_What is being asked_: Where does the word "courses" appear in the entries below? Copy each line that holds it.

Start of Records provided

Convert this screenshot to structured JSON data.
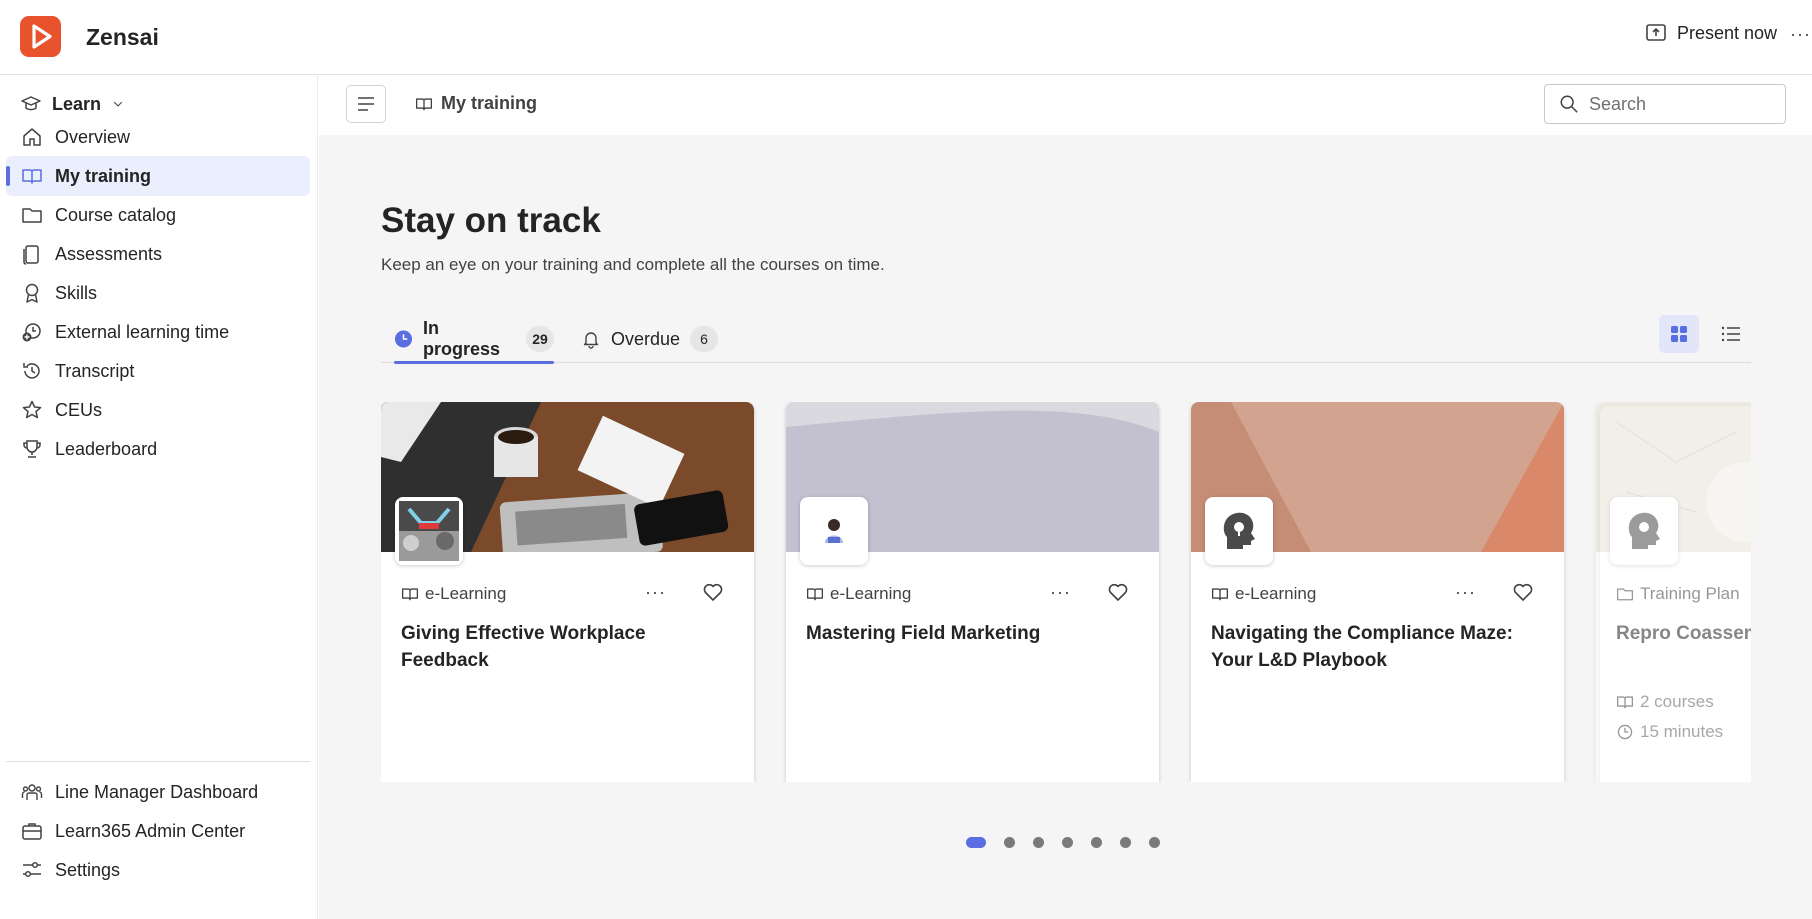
{
  "app": {
    "name": "Zensai",
    "present_label": "Present now",
    "more_label": "···"
  },
  "sidebar": {
    "switcher_label": "Learn",
    "items": [
      {
        "label": "Overview",
        "icon": "home-icon"
      },
      {
        "label": "My training",
        "icon": "book-icon",
        "active": true
      },
      {
        "label": "Course catalog",
        "icon": "folder-icon"
      },
      {
        "label": "Assessments",
        "icon": "clipboard-icon"
      },
      {
        "label": "Skills",
        "icon": "ribbon-icon"
      },
      {
        "label": "External learning time",
        "icon": "timer-add-icon"
      },
      {
        "label": "Transcript",
        "icon": "history-icon"
      },
      {
        "label": "CEUs",
        "icon": "star-icon"
      },
      {
        "label": "Leaderboard",
        "icon": "trophy-icon"
      }
    ],
    "bottom_items": [
      {
        "label": "Line Manager Dashboard",
        "icon": "people-team-icon"
      },
      {
        "label": "Learn365 Admin Center",
        "icon": "briefcase-icon"
      },
      {
        "label": "Settings",
        "icon": "settings-sliders-icon"
      }
    ]
  },
  "header": {
    "breadcrumb": "My training",
    "search_placeholder": "Search"
  },
  "main": {
    "title": "Stay on track",
    "subtitle": "Keep an eye on your training and complete all the courses on time.",
    "tabs": [
      {
        "label": "In progress",
        "count": "29",
        "active": true
      },
      {
        "label": "Overdue",
        "count": "6",
        "active": false
      }
    ],
    "cards": [
      {
        "type": "e-Learning",
        "title": "Giving Effective Workplace Feedback"
      },
      {
        "type": "e-Learning",
        "title": "Mastering Field Marketing"
      },
      {
        "type": "e-Learning",
        "title": "Navigating the Compliance Maze: Your L&D Playbook"
      },
      {
        "type": "Training Plan",
        "title": "Repro Coassemble",
        "courses": "2 courses",
        "duration": "15 minutes"
      }
    ],
    "pager": {
      "total": 7,
      "active_index": 0
    }
  },
  "colors": {
    "accent": "#5b6ee1",
    "brand": "#e8532e",
    "active_bg": "#ebeefc"
  }
}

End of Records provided

_Answer space_:
    "subtitle": "Keep an eye on your training and complete all the courses on time.",
        "courses": "2 courses",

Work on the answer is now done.